It turns out there was a completely viable, over 99% effective, absolutely fuss-free and absolutely hormone-free form of birth control that I could have been using the entire time. I’m annoyed it took my this long to try it, but thrilled with it now that I have.

And yes, as I said, I fell very much in love, just as I rid myself of progesterone. And then I changed continents, occupations, and most of my lifestyle. Which makes it hard to know which improvements to my overall wellbeing are a result in going off hormonal birth control, and which should be attributed – at least in part – to love and other changes. I have more energy, and have lost weight. I’m still an irritable and neurotic human being (aka ‘writer’), but not nearly as depressed. I get far fewer stomach aches. And most noticeably, my skin has cleared up amazingly; I get only the very occasional spot on my face, and have stopped getting them on my back altogether. This, at least, is a ‘clear’ sign that some of the improvement is definitely down to getting rid of the hormones, so I am extremely glad that I did.

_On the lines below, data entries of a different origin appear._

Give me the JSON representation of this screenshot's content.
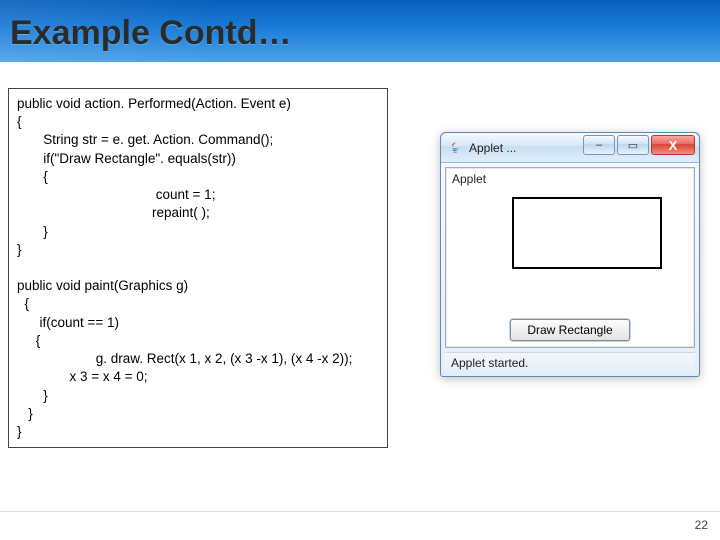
{
  "slide": {
    "title": "Example Contd…",
    "page_number": "22"
  },
  "code": {
    "line1": "public void action. Performed(Action. Event e)",
    "line2": "{",
    "line3": "       String str = e. get. Action. Command();",
    "line4": "       if(\"Draw Rectangle\". equals(str))",
    "line5": "       {",
    "line6": "                                     count = 1;",
    "line7": "                                    repaint( );",
    "line8": "       }",
    "line9": "}",
    "line10": "",
    "line11": "public void paint(Graphics g)",
    "line12": "  {",
    "line13": "      if(count == 1)",
    "line14": "     {",
    "line15": "                     g. draw. Rect(x 1, x 2, (x 3 -x 1), (x 4 -x 2));",
    "line16": "              x 3 = x 4 = 0;",
    "line17": "       }",
    "line18": "   }",
    "line19": "}"
  },
  "applet": {
    "window_title": "Applet ...",
    "inner_label": "Applet",
    "button_label": "Draw Rectangle",
    "status_text": "Applet started.",
    "icons": {
      "minimize": "–",
      "maximize": "▭",
      "close": "X"
    }
  }
}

This isn’t to say I’m against hormonal birth control now. That would be ridiculous. My body doesn’t react well to antibiotics or antihistamines either, but there’s obviously no sane argument to be made that those aren’t really good things for humanity. What I am saying is that we should be absolutely clear that these types of birth control are medications, and be aware that they effect our bodies in very real, nuanced ways. As with all other kinds of medicine, there is no silver bullet, no one size fits all solution, and what is good for some may be shitty for others. Progesterone wasn’t the end of the world for me, but I wish I’d been smarter about recognizing it as a drug, and noticed and respected my body’s distaste for it sooner. I might have saved myself a lot of money and strife if I had.

Read More